Men, women, and children rushed to the windows gasping for air, pushed their arms through the glass and screamed for help. Some in their desperation broke through the glass and frames, and pitched themselves headfirst to the ground, where they were killed instantly or shattered in a terrible way. The sight to the spectators was sickening in the extreme. The screams of the injured and the groans of the dying with the roar and crackle of the flames made a scene of horror which was terrible to every beholder. 

The origin of the song is a bit of a mystery. A version appears in a collection of traditional songs and ballads from Nova Scotia published in 1932, but it puts the scene of the fire in New York rather than Massachusetts. It’s unclear where the lyrics of the Cordelia’s Dad’s version came from (you can check them out here), perhaps the band’s own an adaptation of some of the other examples. For those of you with an interest in traditional music and ballads, The Mudcat Cafe, where I found this background information, is a fantastic resource.

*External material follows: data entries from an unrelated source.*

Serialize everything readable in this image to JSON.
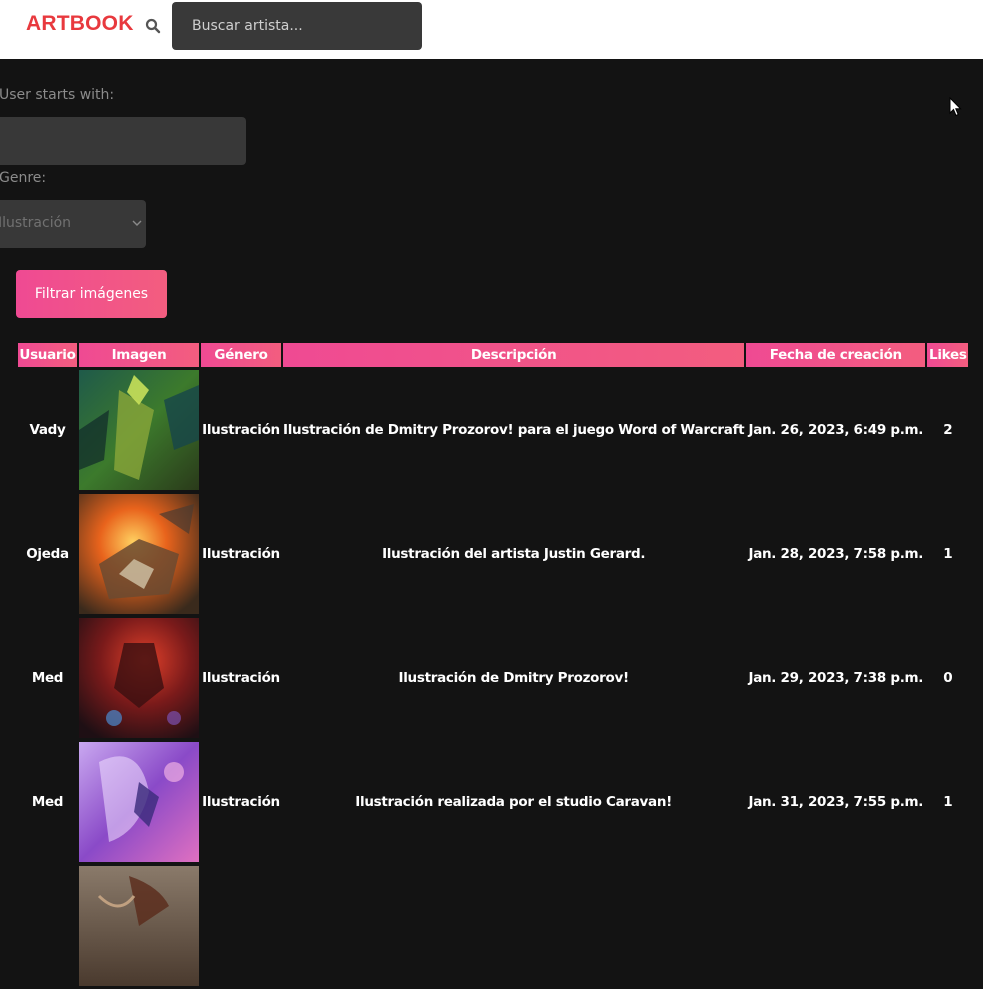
{
  "brand": "ARTBOOK",
  "search": {
    "placeholder": "Buscar artista..."
  },
  "filters": {
    "user_label": "User starts with:",
    "user_value": "",
    "genre_label": "Genre:",
    "genre_selected": "Ilustración",
    "submit_label": "Filtrar imágenes"
  },
  "table": {
    "headers": [
      "Usuario",
      "Imagen",
      "Género",
      "Descripción",
      "Fecha de creación",
      "Likes"
    ],
    "rows": [
      {
        "usuario": "Vady",
        "genero": "Ilustración",
        "descripcion": "Ilustración de Dmitry Prozorov! para el juego Word of Warcraft",
        "fecha": "Jan. 26, 2023, 6:49 p.m.",
        "likes": "2"
      },
      {
        "usuario": "Ojeda",
        "genero": "Ilustración",
        "descripcion": "Ilustración del artista Justin Gerard.",
        "fecha": "Jan. 28, 2023, 7:58 p.m.",
        "likes": "1"
      },
      {
        "usuario": "Med",
        "genero": "Ilustración",
        "descripcion": "Ilustración de Dmitry Prozorov!",
        "fecha": "Jan. 29, 2023, 7:38 p.m.",
        "likes": "0"
      },
      {
        "usuario": "Med",
        "genero": "Ilustración",
        "descripcion": "Ilustración realizada por el studio Caravan!",
        "fecha": "Jan. 31, 2023, 7:55 p.m.",
        "likes": "1"
      },
      {
        "usuario": "",
        "genero": "",
        "descripcion": "",
        "fecha": "",
        "likes": ""
      }
    ]
  },
  "colors": {
    "brand": "#e8393e",
    "accent_start": "#ef4a93",
    "accent_end": "#f35d7f",
    "background": "#131313"
  }
}
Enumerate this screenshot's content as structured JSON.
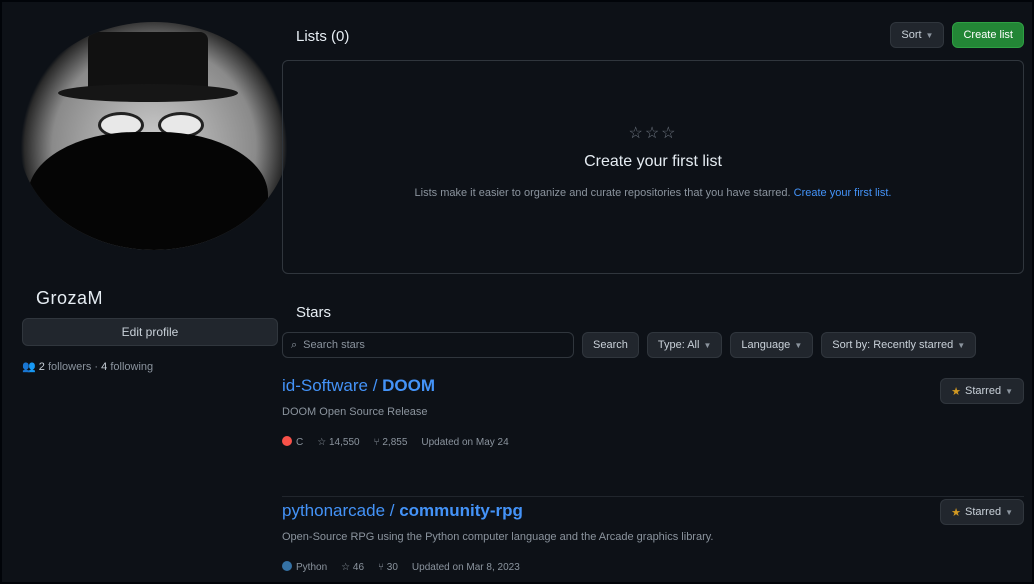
{
  "profile": {
    "username": "GrozaM",
    "edit_label": "Edit profile",
    "followers_count": "2",
    "followers_label": "followers",
    "separator": "·",
    "following_count": "4",
    "following_label": "following"
  },
  "lists": {
    "title": "Lists (0)",
    "sort_label": "Sort",
    "create_label": "Create list",
    "empty_title": "Create your first list",
    "empty_desc": "Lists make it easier to organize and curate repositories that you have starred.",
    "empty_link": "Create your first list."
  },
  "stars": {
    "title": "Stars",
    "search_placeholder": "Search stars",
    "search_button": "Search",
    "type_filter": "Type: All",
    "language_filter": "Language",
    "sort_filter": "Sort by: Recently starred"
  },
  "repos": [
    {
      "owner": "id-Software",
      "slash": " / ",
      "name": "DOOM",
      "description": "DOOM Open Source Release",
      "language": "C",
      "language_color": "#f85149",
      "stars": "14,550",
      "forks": "2,855",
      "updated": "Updated on May 24",
      "starred_label": "Starred"
    },
    {
      "owner": "pythonarcade",
      "slash": " / ",
      "name": "community-rpg",
      "description": "Open-Source RPG using the Python computer language and the Arcade graphics library.",
      "language": "Python",
      "language_color": "#3572A5",
      "stars": "46",
      "forks": "30",
      "updated": "Updated on Mar 8, 2023",
      "starred_label": "Starred"
    }
  ],
  "colors": {
    "background": "#0d1117",
    "accent": "#4493f8",
    "green": "#238636",
    "star": "#d29922"
  }
}
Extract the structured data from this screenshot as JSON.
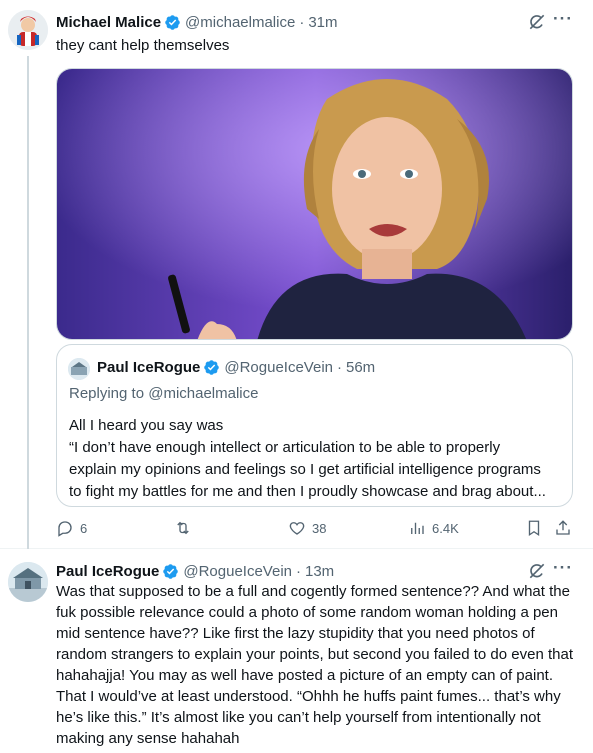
{
  "tweet1": {
    "author_name": "Michael Malice",
    "handle": "@michaelmalice",
    "separator": "·",
    "time": "31m",
    "text": "they cant help themselves",
    "media_alt_subject": "woman with blonde curly hair holding pen",
    "quote": {
      "author_name": "Paul IceRogue",
      "handle": "@RogueIceVein",
      "separator": "·",
      "time": "56m",
      "replying_prefix": "Replying to ",
      "replying_handle": "@michaelmalice",
      "line1": "All I heard you say was",
      "line2": "“I don’t have enough intellect or articulation to be able to properly",
      "line3": "explain my opinions and feelings so I get artificial intelligence programs",
      "line4": "to fight my battles for me and then I proudly showcase and brag about..."
    },
    "actions": {
      "replies": "6",
      "retweets": "",
      "likes": "38",
      "views": "6.4K"
    }
  },
  "tweet2": {
    "author_name": "Paul IceRogue",
    "handle": "@RogueIceVein",
    "separator": "·",
    "time": "13m",
    "text": "Was that supposed to be a full and cogently formed sentence?? And what the fuk possible relevance could a photo of some random woman holding a pen mid sentence have?? Like first the lazy stupidity that you need photos of random strangers to explain your points, but second you failed to do even that hahahajja! You may as well have posted a picture of an empty can of paint. That I would’ve at least understood. “Ohhh he huffs paint fumes... that’s why he’s like this.” It’s almost like you can’t help yourself from intentionally not making any sense hahahah"
  },
  "colors": {
    "text_primary": "#0f1419",
    "text_secondary": "#536471",
    "verified_blue": "#1d9bf0",
    "border": "#cfd9de"
  },
  "icons": [
    "verified-badge-icon",
    "grok-icon",
    "more-icon",
    "reply-icon",
    "retweet-icon",
    "like-icon",
    "views-icon",
    "bookmark-icon",
    "share-icon"
  ]
}
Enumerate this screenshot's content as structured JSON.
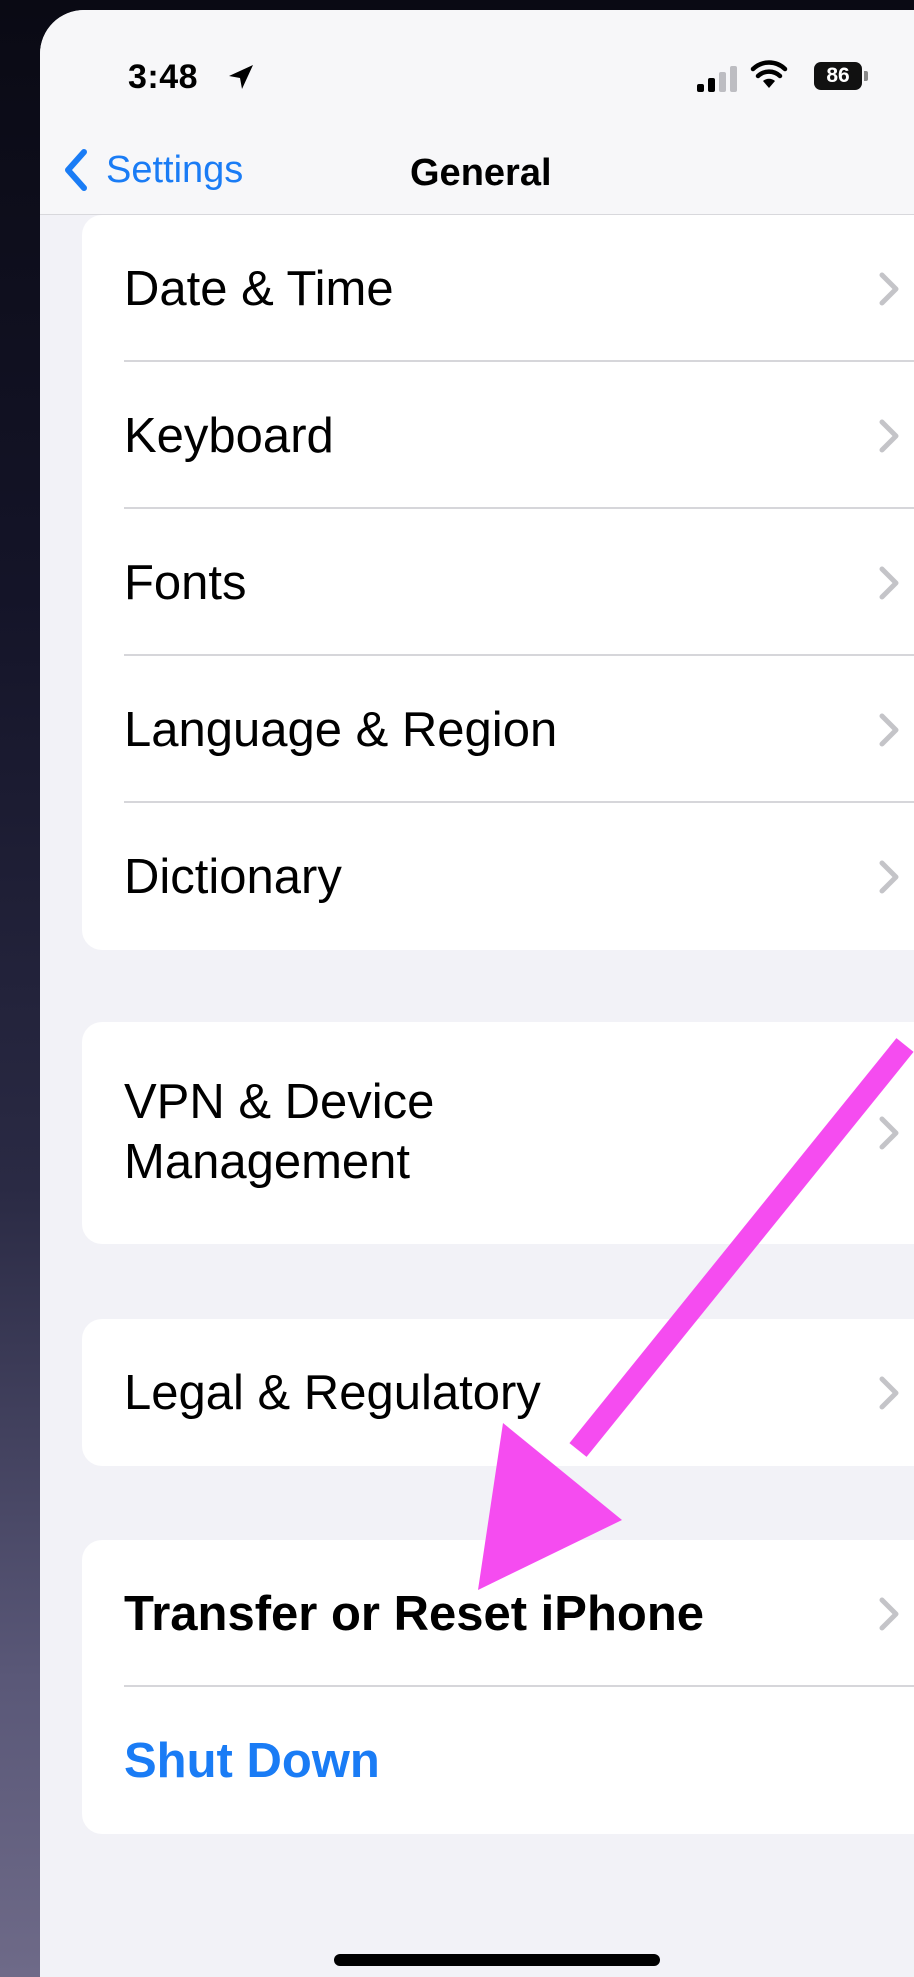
{
  "status_bar": {
    "time": "3:48",
    "battery": "86"
  },
  "nav": {
    "back_label": "Settings",
    "title": "General"
  },
  "groups": [
    {
      "rows": [
        {
          "label": "Date & Time"
        },
        {
          "label": "Keyboard"
        },
        {
          "label": "Fonts"
        },
        {
          "label": "Language & Region"
        },
        {
          "label": "Dictionary"
        }
      ]
    },
    {
      "rows": [
        {
          "label_line1": "VPN & Device",
          "label_line2": "Management"
        }
      ]
    },
    {
      "rows": [
        {
          "label": "Legal & Regulatory"
        }
      ]
    },
    {
      "rows": [
        {
          "label": "Transfer or Reset iPhone"
        },
        {
          "label": "Shut Down"
        }
      ]
    }
  ],
  "colors": {
    "accent": "#1a7cf5",
    "annotation_arrow": "#f54cf0",
    "background": "#f2f2f7"
  },
  "icons": [
    "location-arrow-icon",
    "cellular-signal-icon",
    "wifi-icon",
    "battery-icon",
    "chevron-left-icon",
    "chevron-right-icon"
  ]
}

I’ve been singing this song for a long time, almost since I first heard it. My hunch is that the tune was written for the lyrics by Tim Eriksen, the lead singer of Cordelia’s Dad, but that’s just a guess. Sometimes I try to accompany myself on the mountain dulcimer. This morning I picked up my old 1890s-era banjo and tried that for the first time while I ran through the lyrics. I was pretty pleased with how it went.

Click on the video below to see and hear the band perform The Granite Mills at their 20th anniversary show at the Iron Horse Music Hall in Northampton, MA, way back in 2007.

This is a very dangerous moment

Iranian Foreign Minister Mohammad Javid Zarif (Credit: Washington Post)

Which one of these statements sends a clear message?

Iranian Foreign Minister Mohammad Javid Zarif:

“I’m making a very serious statement that we don’t want war; we don’t want to engage in a military confrontation,” Mr. Zarif told CNN in an interview. “But we won’t blink to defend our territory.

President Donald J. Trump:

“There are many options. There’s the ultimate option, and there are options a lot less than that,” the president told reporters in Los Angeles, while announcing a move to increase sanctions on Iran.

I feel pretty confident that the Iranians are not bluffing. But how confident can anyone be about American intentions?

You tell me how all this is going to play out.